Enter the Child Opportunity Index (COI). The index, created by Brandeis University researchers who are also co-authors of the study, provides a single measure for social determinants of health for each census-tract or ZIP code area by combining 29 specific indicators, divided into three main categories.

29 Measures Included

In the “education” category, for instance, the index measures access to quality early childhood education, the experience of elementary school teachers, and the education levels of adults. In “health and environment,” the index measures things like walkability, housing vacancy rates and levels of industrial pollutants.

In the third category, “social and economic factors,” it measures adult employment rates, home ownership and single-family households, among other characteristics.

Researchers have tried using household income or wealth as proxy measure, Carroll said, but that approach is limited.

“Globally it may be true that wealth matters, but we are also interested in other aspects than income that influence outcomes, things like not having polluted air or not having mold in the home that can directly impact an illness like asthma,” Carroll said.

Admissions Per Condition Analyzed

Carroll and colleagues applied the COI to better understand pediatric hospitalization rates in the United States. Their study used data from 18 states in the 2017 Healthcare Cost and Utilization Project State Inpatient Databases (SID). The SID is an all-payer administrative database that includes inpatient records from all hospital stays in 49 U.S. states.

The study cohort included 614,823 hospitalizations among a total population of 29,244,065 children resulting in a hospitalization rate of 21 hospitalizations per 1,000 children.

A subset of diagnosis groups were examined after being identified as the most common and costly reasons for children to be hospitalized: (1) asthma; (2) respiratory infectious diseases including pneumonia or bronchiolitis; (3) non-respiratory infectious diseases such as cellulitis, urinary tract infections or gastroenteritis; (4) mood disorders; (5) sickle cell disease with crisis; (6) appendicitis; and (7) diabetic ketoacidosis.

Advantages Confer Benefits

As they used the COI to rank the opportunity level of each neighborhood, the researchers noted a striking association.

“As neighborhood opportunity goes down, hospitalization rates go up. It tracks.”
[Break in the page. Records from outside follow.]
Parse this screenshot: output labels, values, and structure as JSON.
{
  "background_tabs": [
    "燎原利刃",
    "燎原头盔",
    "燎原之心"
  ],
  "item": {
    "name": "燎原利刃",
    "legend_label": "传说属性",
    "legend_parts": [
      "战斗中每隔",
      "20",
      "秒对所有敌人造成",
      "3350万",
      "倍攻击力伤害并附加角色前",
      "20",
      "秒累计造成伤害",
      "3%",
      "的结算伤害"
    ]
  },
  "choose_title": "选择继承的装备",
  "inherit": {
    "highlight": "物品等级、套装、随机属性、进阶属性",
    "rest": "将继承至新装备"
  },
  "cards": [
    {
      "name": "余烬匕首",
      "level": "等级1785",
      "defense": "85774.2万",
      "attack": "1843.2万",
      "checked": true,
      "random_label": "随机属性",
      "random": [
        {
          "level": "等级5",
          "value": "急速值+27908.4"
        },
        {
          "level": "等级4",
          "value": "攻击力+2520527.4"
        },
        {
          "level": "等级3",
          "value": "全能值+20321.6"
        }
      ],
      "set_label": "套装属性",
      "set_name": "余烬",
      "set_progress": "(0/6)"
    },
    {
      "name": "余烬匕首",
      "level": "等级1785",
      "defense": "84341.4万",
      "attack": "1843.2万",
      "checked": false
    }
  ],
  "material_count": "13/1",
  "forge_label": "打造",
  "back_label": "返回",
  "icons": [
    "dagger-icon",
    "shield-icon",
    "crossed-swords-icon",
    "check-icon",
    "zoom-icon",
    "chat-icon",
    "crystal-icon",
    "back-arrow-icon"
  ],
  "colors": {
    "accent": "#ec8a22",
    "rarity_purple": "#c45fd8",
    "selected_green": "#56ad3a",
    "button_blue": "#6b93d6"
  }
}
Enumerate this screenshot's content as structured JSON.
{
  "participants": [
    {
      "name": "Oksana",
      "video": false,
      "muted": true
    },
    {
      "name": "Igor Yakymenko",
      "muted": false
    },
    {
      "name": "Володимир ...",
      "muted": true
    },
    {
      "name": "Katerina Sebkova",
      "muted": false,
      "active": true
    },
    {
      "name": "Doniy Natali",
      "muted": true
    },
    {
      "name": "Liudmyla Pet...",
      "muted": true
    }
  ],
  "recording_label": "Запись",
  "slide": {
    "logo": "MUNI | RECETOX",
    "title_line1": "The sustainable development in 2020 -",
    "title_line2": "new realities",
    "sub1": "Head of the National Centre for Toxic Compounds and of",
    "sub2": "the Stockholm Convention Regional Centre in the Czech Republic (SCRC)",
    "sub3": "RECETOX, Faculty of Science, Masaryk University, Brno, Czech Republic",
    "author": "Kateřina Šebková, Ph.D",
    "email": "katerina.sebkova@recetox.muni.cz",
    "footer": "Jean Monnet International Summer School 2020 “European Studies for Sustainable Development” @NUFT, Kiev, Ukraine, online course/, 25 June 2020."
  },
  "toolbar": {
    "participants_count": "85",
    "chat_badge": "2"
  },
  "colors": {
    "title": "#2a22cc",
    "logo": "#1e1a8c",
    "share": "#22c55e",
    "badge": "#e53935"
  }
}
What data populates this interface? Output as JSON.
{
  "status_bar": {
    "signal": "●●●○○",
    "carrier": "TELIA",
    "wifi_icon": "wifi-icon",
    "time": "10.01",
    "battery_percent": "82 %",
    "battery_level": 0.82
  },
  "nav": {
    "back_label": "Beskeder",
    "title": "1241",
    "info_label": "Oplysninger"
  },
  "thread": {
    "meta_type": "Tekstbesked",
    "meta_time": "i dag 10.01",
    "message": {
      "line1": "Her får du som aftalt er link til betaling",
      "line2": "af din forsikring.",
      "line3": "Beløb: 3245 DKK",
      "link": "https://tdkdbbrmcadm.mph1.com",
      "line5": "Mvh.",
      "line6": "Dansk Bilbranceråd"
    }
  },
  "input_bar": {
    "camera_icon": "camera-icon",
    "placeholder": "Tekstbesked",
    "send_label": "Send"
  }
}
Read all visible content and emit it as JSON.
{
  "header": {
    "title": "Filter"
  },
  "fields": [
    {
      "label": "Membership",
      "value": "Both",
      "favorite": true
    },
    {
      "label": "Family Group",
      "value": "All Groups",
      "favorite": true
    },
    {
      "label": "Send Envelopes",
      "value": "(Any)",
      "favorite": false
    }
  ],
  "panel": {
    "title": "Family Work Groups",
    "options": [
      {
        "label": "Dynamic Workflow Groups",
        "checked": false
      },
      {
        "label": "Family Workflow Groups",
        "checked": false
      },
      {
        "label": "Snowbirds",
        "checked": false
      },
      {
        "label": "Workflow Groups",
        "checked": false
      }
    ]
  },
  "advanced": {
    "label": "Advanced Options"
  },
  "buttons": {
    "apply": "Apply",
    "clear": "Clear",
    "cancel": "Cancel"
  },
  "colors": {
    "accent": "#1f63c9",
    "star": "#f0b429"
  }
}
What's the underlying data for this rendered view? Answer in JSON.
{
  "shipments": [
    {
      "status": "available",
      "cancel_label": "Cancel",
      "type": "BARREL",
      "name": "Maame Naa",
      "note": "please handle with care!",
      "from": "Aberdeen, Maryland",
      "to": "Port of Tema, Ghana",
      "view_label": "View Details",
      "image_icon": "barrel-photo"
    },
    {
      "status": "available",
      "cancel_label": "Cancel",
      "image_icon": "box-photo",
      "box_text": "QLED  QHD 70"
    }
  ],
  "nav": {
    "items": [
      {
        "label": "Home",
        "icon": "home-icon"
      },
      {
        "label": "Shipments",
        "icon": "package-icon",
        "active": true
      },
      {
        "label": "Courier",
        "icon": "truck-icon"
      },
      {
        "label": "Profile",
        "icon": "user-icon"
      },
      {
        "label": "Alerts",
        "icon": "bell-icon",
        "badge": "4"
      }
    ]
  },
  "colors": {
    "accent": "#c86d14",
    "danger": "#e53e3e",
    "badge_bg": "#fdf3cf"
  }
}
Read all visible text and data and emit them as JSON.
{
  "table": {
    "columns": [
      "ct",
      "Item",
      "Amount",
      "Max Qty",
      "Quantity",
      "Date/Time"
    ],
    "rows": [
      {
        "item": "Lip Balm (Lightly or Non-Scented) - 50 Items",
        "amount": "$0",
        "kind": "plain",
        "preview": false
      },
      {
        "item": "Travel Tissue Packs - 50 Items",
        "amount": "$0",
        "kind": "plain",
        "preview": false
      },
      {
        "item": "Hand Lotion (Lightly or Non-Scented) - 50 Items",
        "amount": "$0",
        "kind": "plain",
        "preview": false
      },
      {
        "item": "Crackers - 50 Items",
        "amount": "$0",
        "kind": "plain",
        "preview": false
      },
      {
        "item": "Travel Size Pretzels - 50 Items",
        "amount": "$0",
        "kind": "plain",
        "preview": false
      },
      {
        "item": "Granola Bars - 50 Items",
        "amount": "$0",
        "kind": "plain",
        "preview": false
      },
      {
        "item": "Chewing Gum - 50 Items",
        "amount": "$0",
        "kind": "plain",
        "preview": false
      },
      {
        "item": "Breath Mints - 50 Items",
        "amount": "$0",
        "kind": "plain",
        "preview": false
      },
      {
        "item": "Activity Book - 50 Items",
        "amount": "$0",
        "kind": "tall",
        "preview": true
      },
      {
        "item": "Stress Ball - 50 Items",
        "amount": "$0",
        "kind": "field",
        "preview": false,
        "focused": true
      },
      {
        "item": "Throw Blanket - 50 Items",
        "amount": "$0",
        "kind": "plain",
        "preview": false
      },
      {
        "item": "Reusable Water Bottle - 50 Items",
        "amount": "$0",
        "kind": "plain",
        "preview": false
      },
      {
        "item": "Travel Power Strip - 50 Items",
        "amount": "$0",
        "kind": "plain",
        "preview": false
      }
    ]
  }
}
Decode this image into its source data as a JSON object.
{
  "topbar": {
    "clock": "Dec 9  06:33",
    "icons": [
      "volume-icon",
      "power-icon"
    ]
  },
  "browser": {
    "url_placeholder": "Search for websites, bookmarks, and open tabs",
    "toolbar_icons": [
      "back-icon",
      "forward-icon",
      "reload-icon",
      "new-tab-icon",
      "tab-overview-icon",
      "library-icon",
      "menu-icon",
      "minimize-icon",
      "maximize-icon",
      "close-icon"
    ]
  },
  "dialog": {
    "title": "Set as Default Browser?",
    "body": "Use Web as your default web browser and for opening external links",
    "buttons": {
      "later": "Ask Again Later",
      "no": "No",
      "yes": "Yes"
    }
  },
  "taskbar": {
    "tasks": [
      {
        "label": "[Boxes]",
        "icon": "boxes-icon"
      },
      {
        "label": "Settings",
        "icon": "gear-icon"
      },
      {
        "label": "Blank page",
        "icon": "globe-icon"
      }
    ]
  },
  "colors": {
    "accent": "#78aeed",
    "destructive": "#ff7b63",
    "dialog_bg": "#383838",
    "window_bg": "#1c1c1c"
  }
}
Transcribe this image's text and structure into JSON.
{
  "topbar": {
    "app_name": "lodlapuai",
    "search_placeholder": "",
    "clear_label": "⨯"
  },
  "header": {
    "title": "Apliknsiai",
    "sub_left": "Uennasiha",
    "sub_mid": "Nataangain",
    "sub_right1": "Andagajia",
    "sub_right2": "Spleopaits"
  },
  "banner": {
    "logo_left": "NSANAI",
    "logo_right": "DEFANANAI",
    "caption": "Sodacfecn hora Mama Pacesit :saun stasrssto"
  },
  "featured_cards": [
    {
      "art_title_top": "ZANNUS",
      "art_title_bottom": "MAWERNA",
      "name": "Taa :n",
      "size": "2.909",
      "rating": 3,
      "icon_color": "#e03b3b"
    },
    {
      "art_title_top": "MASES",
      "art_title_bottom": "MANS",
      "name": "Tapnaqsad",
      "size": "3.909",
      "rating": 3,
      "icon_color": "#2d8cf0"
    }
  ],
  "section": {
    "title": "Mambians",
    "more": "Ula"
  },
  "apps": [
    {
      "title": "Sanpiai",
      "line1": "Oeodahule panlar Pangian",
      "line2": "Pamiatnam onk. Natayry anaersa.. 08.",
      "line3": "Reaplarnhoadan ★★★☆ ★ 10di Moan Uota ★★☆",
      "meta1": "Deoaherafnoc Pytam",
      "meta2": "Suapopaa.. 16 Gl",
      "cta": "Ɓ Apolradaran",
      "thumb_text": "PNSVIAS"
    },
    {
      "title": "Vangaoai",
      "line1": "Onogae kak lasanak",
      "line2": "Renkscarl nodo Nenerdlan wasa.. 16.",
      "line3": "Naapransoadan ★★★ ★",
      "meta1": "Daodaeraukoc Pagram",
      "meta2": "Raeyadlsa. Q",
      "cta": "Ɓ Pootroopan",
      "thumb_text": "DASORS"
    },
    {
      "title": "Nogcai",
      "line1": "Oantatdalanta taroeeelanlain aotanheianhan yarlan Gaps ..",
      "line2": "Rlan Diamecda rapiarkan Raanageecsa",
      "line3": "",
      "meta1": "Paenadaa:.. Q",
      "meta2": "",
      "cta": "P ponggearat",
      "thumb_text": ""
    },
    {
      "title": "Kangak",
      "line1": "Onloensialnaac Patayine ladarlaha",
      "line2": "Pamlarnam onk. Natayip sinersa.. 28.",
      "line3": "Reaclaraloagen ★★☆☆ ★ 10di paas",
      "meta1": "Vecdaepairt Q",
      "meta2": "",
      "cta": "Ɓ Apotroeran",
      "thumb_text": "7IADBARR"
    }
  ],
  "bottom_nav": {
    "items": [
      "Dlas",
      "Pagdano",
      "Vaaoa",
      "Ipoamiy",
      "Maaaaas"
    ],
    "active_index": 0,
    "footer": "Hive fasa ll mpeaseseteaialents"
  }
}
“As the opportunity level got higher, in areas with better education and more green space, the hospitalization rates declined. As neighborhood opportunity goes down, hospitalization rates go up. It tracks,” Carroll said.

“When we compared kids living in very low-opportunity areas with those in very high-opportunity areas, it was about a 1.8 times difference.”

The researchers also analyzed admission rates for the seven conditions individually.

“For each of the conditions, we found a similar pattern as we’d found for hospitalizations overall.  Rates decreased as the COI increased,” Carroll said.

“The most striking differences were seen among children with asthma and sickle cell disease.”

Potential Applications

Individual providers can use the COI to understand a child’s environment, and as a risk stratifying tool, Carroll explained.

“We can use it to identify families and patients we ought to talk with some more, to learn about specific needs they may have which we can help address as they transition from the hospital back home,” she said.

Health care systems also play a role in policies that determine the nature of children’s neighborhoods.  “We can use this data to understand where needs exist and are the most urgent.”

Carroll acknowledged the difficulties involved: “There’s not a lot of investment in caring for children’s health. It’s constantly an uphill battle.”

Carroll presented the findings at the Pediatric Academic Societies annual meeting in 2023.

Bios

Alison (Ali) Carroll, M.D.

Alison (Ali) Carroll, M.D., M.P.H., is an assistant professor of pediatrics at Monroe Carell Jr. Children’s Hospital at Vanderbilt and Vanderbilt University Medical Center. As a clinical and health services researcher, she focuses on social determinants of health that lead to disparities in health-care utilization and health outcomes for hospitalized children. Her current work focuses on implementation science, predictive modeling, and clinical informatics to improve post-discharge outcomes for patients and families.